In addition, in its Financial Development Report, the World Economic Forum ranked Canada’s banking system sixth among 62 countries in terms of its breadth, depth and efficiency.
The stable character of the Canadian banking system carried it through the global financial crisis. Maintaining a policy of solid funding and fiscal restraint regarding consumer lending proved essential to the system’s performance during the crisis. Canadian regulators pushed back when faced with pressure from bank executives to loosen lending restraints during the economic boom. As a result, Canadian banks thankfully found themselves in a favorable position when the global financial crisis finally hit.
The strong position enjoyed by the Canadian banking system has made it an asset to the economy at home and abroad. The contribution made to the economic growth of Toronto in particular is significant. Toronto houses the head offices of Canada’s five largest domestic banks and 41 of the 50 foreign-based banks operating in Canada. Almost half of employment in Toronto’s financial sector is attributable to Canadian banks. In The Banker’s 2014 report on international financial centres Toronto ranked sixth overall and among the world’s top 10 for total bank assets.
The Canadian banking system continues to establish itself on the global stage. In 2014, five Canadian banks were among the world’s largest 50 banks by market capitalization, and three of these – Royal Bank of Canada, Toronto-Dominion Bank and Scotiabank – placed in the top 25. The focus on innovation in the Canadian banking system is a testament to the system’s continued commitment to growth.
DLA Piper (Canada) LLP has banking lawyers situated in Toronto, Calgary, Montreal, Edmonton, and Vancouver. Major clients include most of the five major banks, the largest two credit unions in Western Canada, and a number of foreign banks - chiefly US and Japanese entities - seeking expansion in the Canadian retail market or participation in syndicated and structured lending.

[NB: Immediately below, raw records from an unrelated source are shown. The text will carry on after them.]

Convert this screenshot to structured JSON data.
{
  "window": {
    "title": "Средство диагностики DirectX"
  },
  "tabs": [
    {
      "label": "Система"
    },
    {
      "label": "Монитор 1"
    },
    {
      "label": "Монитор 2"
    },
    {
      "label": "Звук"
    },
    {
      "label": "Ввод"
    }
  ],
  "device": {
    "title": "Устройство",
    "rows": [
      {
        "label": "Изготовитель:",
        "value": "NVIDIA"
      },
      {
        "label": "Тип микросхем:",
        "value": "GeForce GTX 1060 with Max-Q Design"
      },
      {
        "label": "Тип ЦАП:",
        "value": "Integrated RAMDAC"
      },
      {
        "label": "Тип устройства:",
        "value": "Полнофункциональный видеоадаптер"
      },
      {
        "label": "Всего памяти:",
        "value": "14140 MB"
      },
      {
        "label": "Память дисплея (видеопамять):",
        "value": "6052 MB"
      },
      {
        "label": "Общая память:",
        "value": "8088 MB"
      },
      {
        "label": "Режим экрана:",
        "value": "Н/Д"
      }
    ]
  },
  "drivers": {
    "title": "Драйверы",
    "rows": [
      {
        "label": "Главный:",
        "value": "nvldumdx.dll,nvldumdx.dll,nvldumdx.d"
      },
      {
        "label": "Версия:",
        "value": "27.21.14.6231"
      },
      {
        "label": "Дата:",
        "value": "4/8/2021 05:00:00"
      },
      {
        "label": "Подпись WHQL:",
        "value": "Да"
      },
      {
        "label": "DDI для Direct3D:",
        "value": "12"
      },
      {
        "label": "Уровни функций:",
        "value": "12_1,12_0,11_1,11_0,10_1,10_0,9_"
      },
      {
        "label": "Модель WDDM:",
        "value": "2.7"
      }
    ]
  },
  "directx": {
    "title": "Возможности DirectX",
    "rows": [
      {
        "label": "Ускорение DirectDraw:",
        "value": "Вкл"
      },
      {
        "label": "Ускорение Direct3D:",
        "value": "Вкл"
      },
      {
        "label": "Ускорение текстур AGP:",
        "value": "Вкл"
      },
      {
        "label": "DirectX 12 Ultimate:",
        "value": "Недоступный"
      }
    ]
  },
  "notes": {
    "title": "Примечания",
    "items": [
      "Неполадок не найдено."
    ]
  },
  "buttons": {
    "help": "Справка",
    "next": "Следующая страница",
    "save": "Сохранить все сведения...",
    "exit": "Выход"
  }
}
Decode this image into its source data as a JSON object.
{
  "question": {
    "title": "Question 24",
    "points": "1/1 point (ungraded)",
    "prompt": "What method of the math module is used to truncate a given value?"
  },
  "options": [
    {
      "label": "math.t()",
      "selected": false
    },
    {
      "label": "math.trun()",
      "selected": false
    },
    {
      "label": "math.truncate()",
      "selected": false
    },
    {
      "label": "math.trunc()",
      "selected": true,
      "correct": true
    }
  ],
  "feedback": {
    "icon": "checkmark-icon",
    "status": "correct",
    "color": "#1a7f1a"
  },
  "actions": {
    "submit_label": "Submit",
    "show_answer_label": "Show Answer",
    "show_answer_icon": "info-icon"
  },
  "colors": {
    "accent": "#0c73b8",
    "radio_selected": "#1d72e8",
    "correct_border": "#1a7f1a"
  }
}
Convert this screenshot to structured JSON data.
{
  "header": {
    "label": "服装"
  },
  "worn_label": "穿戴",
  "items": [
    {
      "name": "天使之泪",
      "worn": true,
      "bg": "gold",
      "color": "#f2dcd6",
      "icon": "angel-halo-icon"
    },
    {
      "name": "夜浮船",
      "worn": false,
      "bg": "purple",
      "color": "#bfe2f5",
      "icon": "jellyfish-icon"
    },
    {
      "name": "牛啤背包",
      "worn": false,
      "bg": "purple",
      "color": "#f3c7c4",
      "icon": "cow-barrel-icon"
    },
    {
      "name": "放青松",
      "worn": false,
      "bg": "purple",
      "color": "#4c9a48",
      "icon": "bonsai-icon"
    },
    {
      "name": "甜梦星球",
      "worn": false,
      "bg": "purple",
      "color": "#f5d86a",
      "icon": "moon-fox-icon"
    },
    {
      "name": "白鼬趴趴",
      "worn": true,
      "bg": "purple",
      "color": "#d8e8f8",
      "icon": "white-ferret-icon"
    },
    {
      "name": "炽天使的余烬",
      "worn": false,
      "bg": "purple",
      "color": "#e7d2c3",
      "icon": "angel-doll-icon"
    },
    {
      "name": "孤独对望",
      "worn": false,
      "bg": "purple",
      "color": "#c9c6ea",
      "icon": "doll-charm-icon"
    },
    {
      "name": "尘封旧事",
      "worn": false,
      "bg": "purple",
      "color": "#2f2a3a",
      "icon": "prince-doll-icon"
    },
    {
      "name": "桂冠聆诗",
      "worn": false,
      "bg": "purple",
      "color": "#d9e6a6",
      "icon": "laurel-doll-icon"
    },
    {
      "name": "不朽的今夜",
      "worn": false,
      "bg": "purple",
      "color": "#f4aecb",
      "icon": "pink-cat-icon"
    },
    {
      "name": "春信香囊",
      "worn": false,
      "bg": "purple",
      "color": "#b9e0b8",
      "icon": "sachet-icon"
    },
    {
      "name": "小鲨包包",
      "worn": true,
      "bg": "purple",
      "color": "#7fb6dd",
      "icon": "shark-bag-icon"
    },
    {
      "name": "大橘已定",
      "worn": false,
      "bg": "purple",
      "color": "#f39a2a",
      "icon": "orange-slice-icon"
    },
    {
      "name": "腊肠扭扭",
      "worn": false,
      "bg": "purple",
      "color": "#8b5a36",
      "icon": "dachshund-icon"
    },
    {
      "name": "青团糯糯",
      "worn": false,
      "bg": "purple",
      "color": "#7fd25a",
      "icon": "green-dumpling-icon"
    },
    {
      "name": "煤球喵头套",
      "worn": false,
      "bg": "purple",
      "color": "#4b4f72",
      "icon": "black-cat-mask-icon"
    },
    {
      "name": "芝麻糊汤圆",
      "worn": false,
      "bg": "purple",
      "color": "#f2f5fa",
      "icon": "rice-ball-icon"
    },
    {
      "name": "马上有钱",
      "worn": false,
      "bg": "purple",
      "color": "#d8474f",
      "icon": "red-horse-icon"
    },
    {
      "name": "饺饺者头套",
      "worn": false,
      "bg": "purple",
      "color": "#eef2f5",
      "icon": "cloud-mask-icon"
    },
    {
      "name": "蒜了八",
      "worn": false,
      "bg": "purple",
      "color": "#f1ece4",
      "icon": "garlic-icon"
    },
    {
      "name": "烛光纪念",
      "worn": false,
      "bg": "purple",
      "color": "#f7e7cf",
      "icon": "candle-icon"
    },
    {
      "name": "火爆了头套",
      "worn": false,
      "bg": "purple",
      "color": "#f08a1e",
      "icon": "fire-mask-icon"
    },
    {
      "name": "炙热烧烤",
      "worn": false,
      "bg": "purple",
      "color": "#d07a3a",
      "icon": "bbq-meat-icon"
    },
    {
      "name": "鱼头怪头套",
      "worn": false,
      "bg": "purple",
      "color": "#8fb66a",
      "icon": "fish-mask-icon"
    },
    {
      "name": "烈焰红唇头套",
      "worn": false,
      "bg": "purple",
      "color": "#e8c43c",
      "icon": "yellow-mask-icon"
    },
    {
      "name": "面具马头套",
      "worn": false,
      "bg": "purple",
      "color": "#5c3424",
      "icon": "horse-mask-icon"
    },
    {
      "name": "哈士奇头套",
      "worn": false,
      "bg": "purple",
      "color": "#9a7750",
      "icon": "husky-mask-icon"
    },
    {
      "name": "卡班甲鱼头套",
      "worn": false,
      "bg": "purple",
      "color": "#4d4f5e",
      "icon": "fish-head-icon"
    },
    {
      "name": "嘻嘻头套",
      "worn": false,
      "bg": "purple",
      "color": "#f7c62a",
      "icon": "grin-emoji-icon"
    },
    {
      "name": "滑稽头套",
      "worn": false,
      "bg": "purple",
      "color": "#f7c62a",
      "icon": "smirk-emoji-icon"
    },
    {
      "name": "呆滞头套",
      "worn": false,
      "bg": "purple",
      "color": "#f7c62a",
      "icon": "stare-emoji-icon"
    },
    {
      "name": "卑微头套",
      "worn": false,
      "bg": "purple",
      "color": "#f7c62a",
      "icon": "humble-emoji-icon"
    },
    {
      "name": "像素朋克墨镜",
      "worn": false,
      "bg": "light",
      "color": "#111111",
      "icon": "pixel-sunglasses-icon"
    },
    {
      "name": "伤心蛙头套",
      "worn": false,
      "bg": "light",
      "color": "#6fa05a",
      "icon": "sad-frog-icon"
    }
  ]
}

From a disputes perspective, the practice focusses on fraud and asset recovery and investigations. The team recently secured a CAD $650 million judgment for a bank against its management employees and their families, who had been perpetrating a long-running fraud on the bank and laundering the proceeds in Canada and elsewhere. Members of the banking disputes team have also recently advised two major banks on corruption-related matters as well as on matters involving banking identity theft, anti-trust matters, IT contractual disputes, and securities class actions.
Contacts for banking disputes include Jeff Horswill and David Neave in Vancouver, Dana Schindelka in Calgary, Lisa Constantine in Toronto, and Hubert Sibre in Montreal.
For more information on any of the facts and figures in this piece, please contact Lisa Constantine